A research project of the Department of Archaeology.
In 1979 a late 15th-century wall painting was uncovered on the north wall of the Deanery at Durham, the hallway of the present Deanery. Sandwiched between the remains of this painting, and earlier 13th-century paintwork, is a mass of intersecting and varied medieval graffiti. On the request of the Dean of Durham Cathedral, a project to record, catalogue and interpret these graffiti was initiated in 2010, with Dr Lynda Rollason (Independent Scholar) and Dr Pam Graves (Department of Archaeology)
The recording of the graffiti has presented considerable technical difficulties, but a full photographic record was finally made in the summer of 2013 by Jeff Veitch and Paul Sams. Initial research into the range of motifs and personal names, in conjunction with documentary and archaeological research into the function and development of the prior’s chapel, has expanded our understanding of the role of the chapel in the prior’s household and monastic community life.
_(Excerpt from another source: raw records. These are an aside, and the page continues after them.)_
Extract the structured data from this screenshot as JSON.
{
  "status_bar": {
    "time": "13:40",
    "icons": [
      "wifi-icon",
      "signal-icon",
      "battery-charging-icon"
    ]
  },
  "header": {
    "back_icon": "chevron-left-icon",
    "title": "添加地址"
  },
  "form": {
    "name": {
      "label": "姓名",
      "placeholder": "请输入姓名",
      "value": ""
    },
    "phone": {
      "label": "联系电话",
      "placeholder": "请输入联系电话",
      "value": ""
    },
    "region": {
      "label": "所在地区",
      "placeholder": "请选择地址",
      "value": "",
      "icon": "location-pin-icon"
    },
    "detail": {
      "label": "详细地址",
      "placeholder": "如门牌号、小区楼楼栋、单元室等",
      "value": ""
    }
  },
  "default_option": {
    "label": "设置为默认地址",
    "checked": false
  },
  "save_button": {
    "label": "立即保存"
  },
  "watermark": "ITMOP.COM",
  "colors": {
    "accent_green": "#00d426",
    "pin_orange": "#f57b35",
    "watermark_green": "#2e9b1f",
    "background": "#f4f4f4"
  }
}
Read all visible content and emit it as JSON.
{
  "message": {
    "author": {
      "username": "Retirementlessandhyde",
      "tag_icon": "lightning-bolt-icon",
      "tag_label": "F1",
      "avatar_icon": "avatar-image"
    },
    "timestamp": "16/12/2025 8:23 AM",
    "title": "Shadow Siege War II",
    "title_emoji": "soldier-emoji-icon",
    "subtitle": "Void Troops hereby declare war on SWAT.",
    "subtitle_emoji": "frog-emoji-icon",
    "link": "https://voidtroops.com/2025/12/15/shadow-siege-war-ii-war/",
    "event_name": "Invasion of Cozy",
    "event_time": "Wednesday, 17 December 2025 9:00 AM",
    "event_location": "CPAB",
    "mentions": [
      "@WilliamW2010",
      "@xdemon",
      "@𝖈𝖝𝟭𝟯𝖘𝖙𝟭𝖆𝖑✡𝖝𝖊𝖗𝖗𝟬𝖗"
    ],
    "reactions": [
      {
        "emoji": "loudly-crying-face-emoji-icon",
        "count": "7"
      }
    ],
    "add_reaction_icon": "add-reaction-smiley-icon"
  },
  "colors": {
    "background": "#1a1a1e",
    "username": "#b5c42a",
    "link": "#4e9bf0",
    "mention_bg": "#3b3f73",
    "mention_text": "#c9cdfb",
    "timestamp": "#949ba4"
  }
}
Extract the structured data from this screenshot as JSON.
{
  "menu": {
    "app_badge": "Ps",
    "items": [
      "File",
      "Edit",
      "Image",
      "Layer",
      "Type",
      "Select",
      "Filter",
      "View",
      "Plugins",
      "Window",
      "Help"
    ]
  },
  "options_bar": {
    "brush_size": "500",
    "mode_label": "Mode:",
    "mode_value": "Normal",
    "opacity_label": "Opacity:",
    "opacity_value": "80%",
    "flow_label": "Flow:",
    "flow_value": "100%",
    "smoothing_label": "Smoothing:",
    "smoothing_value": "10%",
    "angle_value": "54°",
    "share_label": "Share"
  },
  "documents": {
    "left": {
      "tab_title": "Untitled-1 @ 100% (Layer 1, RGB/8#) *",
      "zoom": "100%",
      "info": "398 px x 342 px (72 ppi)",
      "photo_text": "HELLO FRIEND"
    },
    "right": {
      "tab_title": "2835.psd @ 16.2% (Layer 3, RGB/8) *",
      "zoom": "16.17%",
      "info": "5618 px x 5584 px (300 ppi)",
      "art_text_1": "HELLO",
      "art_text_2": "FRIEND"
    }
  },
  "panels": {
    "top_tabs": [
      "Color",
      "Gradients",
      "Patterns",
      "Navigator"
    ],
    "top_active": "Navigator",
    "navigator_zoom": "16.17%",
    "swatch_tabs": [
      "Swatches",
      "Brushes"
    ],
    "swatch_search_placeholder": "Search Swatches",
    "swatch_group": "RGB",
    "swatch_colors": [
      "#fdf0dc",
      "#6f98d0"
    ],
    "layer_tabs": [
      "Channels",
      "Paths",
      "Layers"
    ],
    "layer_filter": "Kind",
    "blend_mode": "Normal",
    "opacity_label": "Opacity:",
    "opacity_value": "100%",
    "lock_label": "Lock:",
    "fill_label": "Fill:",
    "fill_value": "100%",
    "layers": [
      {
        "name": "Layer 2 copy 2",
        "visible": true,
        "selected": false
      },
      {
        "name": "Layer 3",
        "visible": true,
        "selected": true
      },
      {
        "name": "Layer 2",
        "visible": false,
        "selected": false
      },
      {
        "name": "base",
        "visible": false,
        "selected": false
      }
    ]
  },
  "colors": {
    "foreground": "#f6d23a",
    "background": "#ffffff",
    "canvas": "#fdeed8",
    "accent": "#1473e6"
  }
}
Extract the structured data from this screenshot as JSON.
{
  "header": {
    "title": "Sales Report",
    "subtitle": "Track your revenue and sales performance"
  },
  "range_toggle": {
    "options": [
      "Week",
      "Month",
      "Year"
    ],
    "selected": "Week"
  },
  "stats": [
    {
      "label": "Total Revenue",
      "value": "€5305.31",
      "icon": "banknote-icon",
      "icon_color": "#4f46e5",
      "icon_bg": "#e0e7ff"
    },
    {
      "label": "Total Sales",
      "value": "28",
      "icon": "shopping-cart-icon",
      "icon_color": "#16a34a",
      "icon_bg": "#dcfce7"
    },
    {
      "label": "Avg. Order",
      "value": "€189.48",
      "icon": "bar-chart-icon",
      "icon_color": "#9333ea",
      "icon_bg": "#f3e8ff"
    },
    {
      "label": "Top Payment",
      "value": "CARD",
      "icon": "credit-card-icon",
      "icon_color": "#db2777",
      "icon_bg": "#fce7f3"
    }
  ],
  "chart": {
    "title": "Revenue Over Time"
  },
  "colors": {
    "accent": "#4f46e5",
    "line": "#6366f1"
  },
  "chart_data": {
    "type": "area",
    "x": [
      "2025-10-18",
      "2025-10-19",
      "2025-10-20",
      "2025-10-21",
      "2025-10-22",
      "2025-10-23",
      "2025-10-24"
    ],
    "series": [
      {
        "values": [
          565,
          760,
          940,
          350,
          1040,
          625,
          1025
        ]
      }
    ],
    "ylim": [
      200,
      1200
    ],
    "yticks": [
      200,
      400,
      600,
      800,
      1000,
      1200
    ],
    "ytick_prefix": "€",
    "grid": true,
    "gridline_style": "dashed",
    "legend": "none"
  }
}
The project continues with next steps including the construction of a GIS-based catalogue of motifs, names, music and text; and experimental remote recording and analysis of the pigments of the wall-painting carried out by Professor Andrew Beeby of the Department of Chemistry, Durham University.
- Graves, CP & Rollason, L (2013). The monastery of Durham and the wider world: medieval graffiti in the prior's chapel. Northern History 50(2): 186-215.
- Graves, P & Rollason, L (2010). The Medieval Prior's Chapel at Durham: its development and use. Monastic Research Bulletin 16: 24-41.